My Fourberry has just started flowering. My plant came from a cutting I took from a friends plant last year, I hope it's not as bad as greenlove makes out. My wild Blackberry taken from a wild plant is showing well, it is one of those blackberries that have large, "bibbly bobble" fruit with a true blackberry flavor, my cultivated blackberries have a large fruit but with not a true blackberry flavor. I am also starting for the first time to grow the Black Raspberry and the canes are covered with flowers so I expect a bumper crop. My 150 Strawberry plants are also covered with flowers so again another bumper crop, as with the Blackcurrants.

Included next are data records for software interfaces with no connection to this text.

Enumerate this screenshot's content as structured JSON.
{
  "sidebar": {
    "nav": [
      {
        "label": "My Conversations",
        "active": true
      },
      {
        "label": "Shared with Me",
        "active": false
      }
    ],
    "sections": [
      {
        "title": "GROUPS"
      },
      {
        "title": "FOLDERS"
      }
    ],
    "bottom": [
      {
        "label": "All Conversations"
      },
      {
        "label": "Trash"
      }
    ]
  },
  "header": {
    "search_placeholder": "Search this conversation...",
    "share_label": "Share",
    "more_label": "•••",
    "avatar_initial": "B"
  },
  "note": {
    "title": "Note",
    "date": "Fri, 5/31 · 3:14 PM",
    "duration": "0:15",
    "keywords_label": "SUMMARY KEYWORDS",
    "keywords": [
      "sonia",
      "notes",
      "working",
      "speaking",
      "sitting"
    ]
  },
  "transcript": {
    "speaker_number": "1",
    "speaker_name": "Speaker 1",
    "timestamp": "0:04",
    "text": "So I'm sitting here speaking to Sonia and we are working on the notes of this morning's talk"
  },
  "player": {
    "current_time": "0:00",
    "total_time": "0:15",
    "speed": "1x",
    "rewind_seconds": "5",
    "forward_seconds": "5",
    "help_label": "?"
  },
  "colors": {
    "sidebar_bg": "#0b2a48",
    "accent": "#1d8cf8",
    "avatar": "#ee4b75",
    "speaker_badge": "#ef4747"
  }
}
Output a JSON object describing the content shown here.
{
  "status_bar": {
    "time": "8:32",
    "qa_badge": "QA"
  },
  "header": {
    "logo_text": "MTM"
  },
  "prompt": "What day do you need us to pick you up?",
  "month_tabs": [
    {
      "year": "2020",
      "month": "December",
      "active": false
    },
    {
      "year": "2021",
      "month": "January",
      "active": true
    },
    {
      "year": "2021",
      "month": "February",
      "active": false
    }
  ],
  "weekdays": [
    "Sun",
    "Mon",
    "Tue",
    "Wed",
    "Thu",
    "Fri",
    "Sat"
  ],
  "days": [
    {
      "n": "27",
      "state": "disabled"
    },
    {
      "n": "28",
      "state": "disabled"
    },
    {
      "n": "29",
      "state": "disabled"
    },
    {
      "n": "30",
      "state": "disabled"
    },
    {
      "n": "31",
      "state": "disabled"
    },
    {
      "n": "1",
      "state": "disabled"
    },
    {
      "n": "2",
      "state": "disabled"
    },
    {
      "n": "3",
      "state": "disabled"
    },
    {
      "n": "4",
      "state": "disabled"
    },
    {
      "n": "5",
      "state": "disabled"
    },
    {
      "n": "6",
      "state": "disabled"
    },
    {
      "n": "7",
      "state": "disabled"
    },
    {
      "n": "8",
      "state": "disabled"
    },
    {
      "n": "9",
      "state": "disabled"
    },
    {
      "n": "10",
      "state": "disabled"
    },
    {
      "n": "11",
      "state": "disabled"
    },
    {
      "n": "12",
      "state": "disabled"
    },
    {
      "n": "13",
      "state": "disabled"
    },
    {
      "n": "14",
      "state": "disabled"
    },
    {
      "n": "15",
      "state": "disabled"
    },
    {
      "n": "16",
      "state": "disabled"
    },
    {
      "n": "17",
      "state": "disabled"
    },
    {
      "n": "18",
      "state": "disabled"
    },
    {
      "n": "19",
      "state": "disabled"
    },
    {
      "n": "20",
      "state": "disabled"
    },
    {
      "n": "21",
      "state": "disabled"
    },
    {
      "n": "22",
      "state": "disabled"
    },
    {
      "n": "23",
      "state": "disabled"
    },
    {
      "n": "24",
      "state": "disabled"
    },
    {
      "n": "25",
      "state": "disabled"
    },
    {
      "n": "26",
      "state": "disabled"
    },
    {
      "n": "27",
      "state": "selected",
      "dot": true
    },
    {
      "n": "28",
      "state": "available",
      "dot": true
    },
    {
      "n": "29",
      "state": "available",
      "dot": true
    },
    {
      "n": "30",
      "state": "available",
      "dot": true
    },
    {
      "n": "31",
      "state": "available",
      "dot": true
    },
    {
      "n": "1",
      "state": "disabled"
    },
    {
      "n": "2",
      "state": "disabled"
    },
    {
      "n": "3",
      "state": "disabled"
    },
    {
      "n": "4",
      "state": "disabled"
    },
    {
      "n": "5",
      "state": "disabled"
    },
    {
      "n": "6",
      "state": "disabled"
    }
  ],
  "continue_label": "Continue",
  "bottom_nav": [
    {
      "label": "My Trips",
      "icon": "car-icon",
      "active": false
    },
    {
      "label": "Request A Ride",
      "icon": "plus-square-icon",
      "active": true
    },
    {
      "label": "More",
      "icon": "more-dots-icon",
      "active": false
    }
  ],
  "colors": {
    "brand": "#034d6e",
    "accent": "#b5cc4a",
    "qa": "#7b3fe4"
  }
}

Looks like a good year for the fruit, just what I need to combat the alien inside of me. I have three box freezers and last year I filled two and a half of them and have still run out of berries, three full ones should see me through the year.
I remember having this shrub planted as an ornamental [contrast with Ribes sanguineum] when I worked for a Council Parks and cemeteries dept. The flowers had a lovely clove like scent and the leaves a good autumn colour. At that time there was no mention of it as an edible plant in the literature I read before choosing it, so it it is hardly likely to be that flavoursome.
It has a wonderful scent - clove-like and strong. That is enough to reason to get one, but leave the berries for the birds. And it has a gorgeous yellow flower.
The Nursery replaced the ailing plant, so I will wait to see what the flavour is like. If it is not that good then the flowers, scent and leaf colour will be sufficient. I am lucky to have a large wild life hedge in which, I have planted lots of fruit trees and berry bushes. At the end of the year I am going to recycle a marquee frame into a fruit cage, so will try a few more exotics then.
Now researching what specimens I can plant in an area that has canker that I cannot contain because of the roots of established trees. An interesting challenge I have ahead.
Trusting we all get a bumper harvest this year.